Whenever a line in the data holds the string "Search", copy that line.

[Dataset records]
^^^^^^^^^^^^^^^^

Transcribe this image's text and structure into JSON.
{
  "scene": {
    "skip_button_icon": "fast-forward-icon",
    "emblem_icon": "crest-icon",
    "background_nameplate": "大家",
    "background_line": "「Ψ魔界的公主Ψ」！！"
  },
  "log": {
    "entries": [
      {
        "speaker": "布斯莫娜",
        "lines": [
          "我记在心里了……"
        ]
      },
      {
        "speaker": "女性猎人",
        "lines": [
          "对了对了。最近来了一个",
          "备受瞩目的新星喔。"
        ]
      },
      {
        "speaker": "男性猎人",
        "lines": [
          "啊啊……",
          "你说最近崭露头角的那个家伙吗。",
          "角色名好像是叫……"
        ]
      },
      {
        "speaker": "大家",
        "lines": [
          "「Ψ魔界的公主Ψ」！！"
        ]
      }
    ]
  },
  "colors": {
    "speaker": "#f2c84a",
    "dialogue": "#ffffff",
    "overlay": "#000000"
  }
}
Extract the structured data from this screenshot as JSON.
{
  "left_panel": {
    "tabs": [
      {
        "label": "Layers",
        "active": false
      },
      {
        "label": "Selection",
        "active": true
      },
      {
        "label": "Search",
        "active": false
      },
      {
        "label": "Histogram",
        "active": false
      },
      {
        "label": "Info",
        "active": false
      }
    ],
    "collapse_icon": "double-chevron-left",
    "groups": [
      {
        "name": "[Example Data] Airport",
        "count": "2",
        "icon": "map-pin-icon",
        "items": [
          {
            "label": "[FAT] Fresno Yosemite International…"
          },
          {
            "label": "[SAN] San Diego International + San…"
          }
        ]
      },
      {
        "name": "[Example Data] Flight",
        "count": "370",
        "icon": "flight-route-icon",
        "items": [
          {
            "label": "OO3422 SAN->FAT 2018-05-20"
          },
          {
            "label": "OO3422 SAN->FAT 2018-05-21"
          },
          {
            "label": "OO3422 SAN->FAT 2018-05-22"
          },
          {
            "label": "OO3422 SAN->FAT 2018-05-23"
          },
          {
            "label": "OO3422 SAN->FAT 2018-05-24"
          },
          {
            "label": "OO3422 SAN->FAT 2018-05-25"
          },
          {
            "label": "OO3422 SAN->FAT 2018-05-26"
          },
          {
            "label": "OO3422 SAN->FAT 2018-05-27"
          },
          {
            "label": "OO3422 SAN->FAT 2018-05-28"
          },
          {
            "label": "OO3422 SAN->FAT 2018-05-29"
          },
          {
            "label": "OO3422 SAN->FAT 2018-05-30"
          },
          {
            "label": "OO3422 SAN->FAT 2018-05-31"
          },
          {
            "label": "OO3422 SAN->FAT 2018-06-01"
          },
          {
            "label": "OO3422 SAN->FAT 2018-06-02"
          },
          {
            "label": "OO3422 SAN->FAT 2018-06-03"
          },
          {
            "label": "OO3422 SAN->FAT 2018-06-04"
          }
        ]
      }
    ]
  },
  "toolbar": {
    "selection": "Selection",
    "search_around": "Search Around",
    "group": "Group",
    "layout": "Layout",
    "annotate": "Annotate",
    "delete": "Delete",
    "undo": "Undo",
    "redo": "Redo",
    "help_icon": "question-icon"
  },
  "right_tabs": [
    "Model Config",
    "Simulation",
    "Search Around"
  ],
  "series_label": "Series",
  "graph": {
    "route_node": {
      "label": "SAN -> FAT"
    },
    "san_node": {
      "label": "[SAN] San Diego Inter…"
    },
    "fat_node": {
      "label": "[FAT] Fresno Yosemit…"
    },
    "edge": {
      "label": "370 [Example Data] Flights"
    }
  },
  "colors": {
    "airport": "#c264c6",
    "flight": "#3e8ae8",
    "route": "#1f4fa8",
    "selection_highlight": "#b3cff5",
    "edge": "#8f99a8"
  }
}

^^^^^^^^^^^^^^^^

◆ Result of this task:
        "label": "Search",
    "search_around": "Search Around",
    "Search Around"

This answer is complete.